→ **Prompt**
An exact copy of every entry is the required answer.
*** Records for the task ***
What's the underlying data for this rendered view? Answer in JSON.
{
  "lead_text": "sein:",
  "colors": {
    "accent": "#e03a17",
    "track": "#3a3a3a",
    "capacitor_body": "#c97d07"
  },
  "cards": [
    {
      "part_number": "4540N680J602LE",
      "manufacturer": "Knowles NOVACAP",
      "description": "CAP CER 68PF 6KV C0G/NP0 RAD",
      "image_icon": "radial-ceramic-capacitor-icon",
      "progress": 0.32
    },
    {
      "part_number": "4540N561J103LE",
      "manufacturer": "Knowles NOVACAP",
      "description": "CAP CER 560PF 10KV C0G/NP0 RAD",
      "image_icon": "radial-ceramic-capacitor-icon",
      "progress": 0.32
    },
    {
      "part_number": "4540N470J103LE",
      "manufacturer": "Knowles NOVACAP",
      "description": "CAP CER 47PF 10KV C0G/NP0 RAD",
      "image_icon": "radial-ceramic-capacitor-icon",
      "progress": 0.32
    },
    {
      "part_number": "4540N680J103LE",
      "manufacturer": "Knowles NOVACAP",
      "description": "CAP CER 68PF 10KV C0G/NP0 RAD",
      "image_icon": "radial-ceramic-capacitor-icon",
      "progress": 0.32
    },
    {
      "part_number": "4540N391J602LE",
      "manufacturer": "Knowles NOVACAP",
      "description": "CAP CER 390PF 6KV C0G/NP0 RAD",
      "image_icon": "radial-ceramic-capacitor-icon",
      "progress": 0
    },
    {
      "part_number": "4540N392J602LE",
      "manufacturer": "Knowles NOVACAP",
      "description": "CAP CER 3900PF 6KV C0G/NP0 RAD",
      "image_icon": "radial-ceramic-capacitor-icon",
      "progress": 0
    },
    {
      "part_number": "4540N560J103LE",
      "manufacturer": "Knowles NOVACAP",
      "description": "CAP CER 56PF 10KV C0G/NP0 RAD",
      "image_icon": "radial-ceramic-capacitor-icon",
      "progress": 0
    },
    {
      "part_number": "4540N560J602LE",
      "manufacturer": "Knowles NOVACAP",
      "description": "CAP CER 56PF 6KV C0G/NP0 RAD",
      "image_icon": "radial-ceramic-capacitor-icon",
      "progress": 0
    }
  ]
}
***
→ **Response to the exercise**
What's the underlying data for this rendered view? Answer in JSON.
{
  "lead_text": "sein:",
  "colors": {
    "accent": "#e03a17",
    "track": "#3a3a3a",
    "capacitor_body": "#c97d07"
  },
  "cards": [
    {
      "part_number": "4540N680J602LE",
      "manufacturer": "Knowles NOVACAP",
      "description": "CAP CER 68PF 6KV C0G/NP0 RAD",
      "image_icon": "radial-ceramic-capacitor-icon",
      "progress": 0.32
    },
    {
      "part_number": "4540N561J103LE",
      "manufacturer": "Knowles NOVACAP",
      "description": "CAP CER 560PF 10KV C0G/NP0 RAD",
      "image_icon": "radial-ceramic-capacitor-icon",
      "progress": 0.32
    },
    {
      "part_number": "4540N470J103LE",
      "manufacturer": "Knowles NOVACAP",
      "description": "CAP CER 47PF 10KV C0G/NP0 RAD",
      "image_icon": "radial-ceramic-capacitor-icon",
      "progress": 0.32
    },
    {
      "part_number": "4540N680J103LE",
      "manufacturer": "Knowles NOVACAP",
      "description": "CAP CER 68PF 10KV C0G/NP0 RAD",
      "image_icon": "radial-ceramic-capacitor-icon",
      "progress": 0.32
    },
    {
      "part_number": "4540N391J602LE",
      "manufacturer": "Knowles NOVACAP",
      "description": "CAP CER 390PF 6KV C0G/NP0 RAD",
      "image_icon": "radial-ceramic-capacitor-icon",
      "progress": 0
    },
    {
      "part_number": "4540N392J602LE",
      "manufacturer": "Knowles NOVACAP",
      "description": "CAP CER 3900PF 6KV C0G/NP0 RAD",
      "image_icon": "radial-ceramic-capacitor-icon",
      "progress": 0
    },
    {
      "part_number": "4540N560J103LE",
      "manufacturer": "Knowles NOVACAP",
      "description": "CAP CER 56PF 10KV C0G/NP0 RAD",
      "image_icon": "radial-ceramic-capacitor-icon",
      "progress": 0
    },
    {
      "part_number": "4540N560J602LE",
      "manufacturer": "Knowles NOVACAP",
      "description": "CAP CER 56PF 6KV C0G/NP0 RAD",
      "image_icon": "radial-ceramic-capacitor-icon",
      "progress": 0
    }
  ]
}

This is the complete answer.